Line filter on the word "Service": copy each matching line from the entries.

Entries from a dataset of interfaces
-.-.-
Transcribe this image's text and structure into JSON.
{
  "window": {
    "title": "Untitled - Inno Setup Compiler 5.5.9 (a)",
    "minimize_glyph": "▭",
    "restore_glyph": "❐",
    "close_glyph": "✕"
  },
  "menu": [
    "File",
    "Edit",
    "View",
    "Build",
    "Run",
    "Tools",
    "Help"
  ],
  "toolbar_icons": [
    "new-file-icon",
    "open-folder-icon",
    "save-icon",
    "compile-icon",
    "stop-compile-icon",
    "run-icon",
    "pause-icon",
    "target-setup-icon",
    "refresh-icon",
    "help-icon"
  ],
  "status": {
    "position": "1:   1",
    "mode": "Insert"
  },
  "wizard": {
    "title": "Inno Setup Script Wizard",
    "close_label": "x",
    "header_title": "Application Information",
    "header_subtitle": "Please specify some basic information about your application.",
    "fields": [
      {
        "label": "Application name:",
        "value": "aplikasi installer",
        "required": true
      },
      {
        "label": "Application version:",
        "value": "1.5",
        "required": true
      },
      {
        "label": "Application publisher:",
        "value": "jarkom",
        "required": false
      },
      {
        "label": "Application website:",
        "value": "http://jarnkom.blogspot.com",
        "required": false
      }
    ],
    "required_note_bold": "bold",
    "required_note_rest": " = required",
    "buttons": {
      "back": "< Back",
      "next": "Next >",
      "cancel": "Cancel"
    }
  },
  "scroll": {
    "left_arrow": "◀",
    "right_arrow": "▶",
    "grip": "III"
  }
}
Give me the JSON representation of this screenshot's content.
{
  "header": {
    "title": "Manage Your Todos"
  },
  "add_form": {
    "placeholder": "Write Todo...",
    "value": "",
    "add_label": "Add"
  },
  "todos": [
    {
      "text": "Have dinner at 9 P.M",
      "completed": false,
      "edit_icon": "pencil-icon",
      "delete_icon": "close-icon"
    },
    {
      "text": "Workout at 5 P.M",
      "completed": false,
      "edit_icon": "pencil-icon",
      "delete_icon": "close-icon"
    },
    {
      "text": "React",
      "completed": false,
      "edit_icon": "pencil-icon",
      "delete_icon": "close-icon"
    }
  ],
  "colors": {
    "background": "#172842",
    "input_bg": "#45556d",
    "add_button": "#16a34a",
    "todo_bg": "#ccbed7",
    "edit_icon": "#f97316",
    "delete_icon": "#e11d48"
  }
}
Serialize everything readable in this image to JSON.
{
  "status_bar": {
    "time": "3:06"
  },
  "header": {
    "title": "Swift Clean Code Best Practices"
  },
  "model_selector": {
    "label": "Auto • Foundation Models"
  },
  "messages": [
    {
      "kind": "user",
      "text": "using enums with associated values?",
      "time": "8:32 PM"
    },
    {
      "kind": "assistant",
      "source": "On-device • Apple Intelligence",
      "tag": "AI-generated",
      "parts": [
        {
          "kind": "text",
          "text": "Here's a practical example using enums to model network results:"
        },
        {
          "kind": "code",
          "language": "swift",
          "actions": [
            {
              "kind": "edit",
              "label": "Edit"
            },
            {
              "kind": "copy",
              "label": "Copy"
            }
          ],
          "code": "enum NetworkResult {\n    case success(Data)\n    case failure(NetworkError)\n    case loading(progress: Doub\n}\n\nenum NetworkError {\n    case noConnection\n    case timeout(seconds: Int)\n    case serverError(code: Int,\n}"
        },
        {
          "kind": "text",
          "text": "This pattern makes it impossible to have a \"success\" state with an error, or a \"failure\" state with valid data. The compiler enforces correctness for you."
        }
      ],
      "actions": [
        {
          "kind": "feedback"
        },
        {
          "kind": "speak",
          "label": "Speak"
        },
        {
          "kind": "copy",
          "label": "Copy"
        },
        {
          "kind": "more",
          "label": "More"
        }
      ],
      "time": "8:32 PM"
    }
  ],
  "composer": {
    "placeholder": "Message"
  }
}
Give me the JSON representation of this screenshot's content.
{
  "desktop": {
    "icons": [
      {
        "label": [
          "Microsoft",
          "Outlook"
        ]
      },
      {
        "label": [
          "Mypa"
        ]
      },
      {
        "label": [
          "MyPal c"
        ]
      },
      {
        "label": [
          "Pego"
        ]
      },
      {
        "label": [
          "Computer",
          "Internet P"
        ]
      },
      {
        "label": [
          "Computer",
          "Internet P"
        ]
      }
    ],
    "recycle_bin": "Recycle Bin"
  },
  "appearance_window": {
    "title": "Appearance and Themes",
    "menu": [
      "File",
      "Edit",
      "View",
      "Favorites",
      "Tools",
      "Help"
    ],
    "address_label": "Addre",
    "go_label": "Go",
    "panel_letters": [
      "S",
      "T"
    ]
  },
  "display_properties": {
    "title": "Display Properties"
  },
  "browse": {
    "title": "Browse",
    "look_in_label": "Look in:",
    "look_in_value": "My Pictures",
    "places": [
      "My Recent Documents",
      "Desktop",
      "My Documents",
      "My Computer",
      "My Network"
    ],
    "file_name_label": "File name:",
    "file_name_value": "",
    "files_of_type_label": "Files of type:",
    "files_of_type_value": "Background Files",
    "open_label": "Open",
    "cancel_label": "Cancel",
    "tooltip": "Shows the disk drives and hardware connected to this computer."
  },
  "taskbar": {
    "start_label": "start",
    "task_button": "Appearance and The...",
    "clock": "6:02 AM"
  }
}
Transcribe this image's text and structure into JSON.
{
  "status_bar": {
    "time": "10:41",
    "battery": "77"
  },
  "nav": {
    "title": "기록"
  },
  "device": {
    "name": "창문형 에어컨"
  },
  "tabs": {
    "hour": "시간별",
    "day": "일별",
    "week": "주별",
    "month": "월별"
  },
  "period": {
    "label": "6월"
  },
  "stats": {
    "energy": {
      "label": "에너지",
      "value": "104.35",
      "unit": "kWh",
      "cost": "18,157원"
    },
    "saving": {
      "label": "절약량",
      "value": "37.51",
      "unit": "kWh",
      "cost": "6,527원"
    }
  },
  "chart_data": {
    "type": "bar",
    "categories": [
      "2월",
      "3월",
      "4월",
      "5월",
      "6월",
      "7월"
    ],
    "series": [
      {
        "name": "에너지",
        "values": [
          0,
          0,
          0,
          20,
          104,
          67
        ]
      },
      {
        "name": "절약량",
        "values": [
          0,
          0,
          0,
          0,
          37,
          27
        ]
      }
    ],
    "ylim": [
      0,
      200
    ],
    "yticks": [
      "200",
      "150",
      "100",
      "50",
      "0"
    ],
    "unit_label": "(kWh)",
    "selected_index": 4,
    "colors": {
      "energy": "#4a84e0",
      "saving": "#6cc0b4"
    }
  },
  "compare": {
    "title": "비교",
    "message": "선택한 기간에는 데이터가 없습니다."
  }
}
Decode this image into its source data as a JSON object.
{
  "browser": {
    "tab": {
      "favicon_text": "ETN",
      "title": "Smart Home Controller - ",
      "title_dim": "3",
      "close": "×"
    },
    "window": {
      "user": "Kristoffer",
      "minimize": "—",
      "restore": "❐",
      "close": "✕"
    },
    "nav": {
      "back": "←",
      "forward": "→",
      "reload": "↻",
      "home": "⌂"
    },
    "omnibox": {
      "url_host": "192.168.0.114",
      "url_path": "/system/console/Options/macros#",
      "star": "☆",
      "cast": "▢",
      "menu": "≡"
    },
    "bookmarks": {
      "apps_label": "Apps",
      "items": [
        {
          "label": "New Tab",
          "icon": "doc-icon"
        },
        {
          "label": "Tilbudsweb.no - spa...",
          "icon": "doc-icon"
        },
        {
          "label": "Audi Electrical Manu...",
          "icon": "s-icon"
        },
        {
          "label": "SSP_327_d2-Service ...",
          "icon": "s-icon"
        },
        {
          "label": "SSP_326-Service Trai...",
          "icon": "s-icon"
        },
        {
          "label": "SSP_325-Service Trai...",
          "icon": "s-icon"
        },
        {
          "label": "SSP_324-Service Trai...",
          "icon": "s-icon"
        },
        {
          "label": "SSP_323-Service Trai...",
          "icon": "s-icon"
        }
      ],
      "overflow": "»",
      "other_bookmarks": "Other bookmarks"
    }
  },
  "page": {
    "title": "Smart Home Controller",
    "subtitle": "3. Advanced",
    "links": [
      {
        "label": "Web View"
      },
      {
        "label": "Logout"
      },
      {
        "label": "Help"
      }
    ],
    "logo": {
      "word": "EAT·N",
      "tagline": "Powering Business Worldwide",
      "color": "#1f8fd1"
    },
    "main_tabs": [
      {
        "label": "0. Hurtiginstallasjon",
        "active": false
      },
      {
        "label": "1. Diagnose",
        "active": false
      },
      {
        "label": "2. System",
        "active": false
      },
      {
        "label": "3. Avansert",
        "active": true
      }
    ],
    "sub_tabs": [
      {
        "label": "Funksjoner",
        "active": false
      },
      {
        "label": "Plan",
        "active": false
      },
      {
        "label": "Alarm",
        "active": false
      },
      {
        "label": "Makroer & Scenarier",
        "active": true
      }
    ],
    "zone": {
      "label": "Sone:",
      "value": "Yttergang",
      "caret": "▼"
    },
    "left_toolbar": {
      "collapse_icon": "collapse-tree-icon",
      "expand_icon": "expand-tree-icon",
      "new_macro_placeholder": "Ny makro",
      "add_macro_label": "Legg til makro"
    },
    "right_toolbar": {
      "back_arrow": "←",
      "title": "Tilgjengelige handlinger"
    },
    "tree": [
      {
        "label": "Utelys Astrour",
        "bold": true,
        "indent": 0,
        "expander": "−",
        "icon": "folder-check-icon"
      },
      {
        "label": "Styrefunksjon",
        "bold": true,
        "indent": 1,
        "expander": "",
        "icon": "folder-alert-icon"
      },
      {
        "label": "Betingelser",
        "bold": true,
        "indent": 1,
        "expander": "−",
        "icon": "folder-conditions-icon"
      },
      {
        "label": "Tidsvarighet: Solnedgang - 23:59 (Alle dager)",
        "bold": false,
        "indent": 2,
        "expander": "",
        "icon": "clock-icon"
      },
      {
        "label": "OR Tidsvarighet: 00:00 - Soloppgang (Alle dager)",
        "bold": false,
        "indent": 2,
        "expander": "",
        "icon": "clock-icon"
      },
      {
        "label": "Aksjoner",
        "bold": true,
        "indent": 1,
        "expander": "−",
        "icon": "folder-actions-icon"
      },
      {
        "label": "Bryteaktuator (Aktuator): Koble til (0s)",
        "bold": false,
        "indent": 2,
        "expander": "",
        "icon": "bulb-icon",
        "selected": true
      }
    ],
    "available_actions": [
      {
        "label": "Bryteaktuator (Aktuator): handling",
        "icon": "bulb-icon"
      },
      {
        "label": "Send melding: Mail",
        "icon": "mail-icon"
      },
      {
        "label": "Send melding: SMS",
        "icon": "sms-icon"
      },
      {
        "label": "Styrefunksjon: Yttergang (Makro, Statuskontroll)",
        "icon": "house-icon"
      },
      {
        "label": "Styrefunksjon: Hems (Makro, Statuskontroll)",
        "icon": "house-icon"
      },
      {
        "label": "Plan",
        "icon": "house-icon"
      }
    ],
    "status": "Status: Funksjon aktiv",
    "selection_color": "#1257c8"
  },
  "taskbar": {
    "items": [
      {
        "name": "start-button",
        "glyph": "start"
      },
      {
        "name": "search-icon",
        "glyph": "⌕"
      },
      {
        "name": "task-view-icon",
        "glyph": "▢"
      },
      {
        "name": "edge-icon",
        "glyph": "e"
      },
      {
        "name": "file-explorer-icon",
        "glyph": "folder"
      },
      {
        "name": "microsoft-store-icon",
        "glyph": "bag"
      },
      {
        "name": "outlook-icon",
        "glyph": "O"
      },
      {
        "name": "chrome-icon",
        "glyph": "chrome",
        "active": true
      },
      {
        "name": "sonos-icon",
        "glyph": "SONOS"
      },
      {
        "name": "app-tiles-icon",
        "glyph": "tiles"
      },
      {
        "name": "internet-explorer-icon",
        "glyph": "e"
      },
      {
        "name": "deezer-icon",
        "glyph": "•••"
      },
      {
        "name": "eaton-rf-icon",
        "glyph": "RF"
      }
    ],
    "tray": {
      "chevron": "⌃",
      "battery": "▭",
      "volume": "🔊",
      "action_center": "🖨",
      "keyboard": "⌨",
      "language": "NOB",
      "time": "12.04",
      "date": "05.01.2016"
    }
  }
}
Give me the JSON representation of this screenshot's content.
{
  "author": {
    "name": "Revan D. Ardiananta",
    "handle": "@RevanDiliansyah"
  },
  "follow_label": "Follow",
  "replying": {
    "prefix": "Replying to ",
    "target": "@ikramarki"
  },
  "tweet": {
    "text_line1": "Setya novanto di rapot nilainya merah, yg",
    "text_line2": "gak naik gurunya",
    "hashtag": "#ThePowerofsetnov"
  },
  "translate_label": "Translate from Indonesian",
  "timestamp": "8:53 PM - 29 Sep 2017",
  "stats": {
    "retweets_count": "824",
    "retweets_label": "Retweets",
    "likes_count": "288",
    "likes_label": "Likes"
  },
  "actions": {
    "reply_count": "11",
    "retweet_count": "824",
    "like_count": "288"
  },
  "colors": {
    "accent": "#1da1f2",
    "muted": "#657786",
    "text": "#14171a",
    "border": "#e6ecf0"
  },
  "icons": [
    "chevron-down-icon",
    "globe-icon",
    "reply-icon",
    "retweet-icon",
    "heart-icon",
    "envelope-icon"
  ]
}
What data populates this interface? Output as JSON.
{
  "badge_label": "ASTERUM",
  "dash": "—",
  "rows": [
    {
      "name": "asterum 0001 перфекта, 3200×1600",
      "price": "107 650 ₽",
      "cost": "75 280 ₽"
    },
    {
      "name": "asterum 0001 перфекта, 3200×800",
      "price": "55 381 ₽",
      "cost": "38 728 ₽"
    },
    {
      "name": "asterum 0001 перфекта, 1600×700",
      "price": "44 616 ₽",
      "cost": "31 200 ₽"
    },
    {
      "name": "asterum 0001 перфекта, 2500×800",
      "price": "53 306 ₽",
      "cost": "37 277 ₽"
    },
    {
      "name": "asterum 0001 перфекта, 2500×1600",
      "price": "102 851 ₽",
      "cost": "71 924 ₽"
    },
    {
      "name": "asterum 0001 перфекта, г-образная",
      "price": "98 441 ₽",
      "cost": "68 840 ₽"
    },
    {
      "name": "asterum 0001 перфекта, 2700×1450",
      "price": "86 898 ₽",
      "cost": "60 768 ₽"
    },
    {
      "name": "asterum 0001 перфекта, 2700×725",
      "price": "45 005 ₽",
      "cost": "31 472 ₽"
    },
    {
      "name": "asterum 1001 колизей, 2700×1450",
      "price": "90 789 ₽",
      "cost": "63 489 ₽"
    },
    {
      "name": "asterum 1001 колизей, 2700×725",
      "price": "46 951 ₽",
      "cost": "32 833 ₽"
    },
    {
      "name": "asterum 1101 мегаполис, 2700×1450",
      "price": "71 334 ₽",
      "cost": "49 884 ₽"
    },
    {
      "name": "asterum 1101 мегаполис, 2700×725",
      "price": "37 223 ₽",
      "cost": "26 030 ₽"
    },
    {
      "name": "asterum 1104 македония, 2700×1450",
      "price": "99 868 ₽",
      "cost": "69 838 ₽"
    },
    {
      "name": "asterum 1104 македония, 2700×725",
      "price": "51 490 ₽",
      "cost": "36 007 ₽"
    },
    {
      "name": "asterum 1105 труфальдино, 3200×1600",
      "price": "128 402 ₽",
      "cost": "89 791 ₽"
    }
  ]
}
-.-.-
Exercise solution:
          "label": "SSP_327_d2-Service ...",
          "label": "SSP_326-Service Trai...",
          "label": "SSP_325-Service Trai...",
          "label": "SSP_324-Service Trai...",
          "label": "SSP_323-Service Trai...",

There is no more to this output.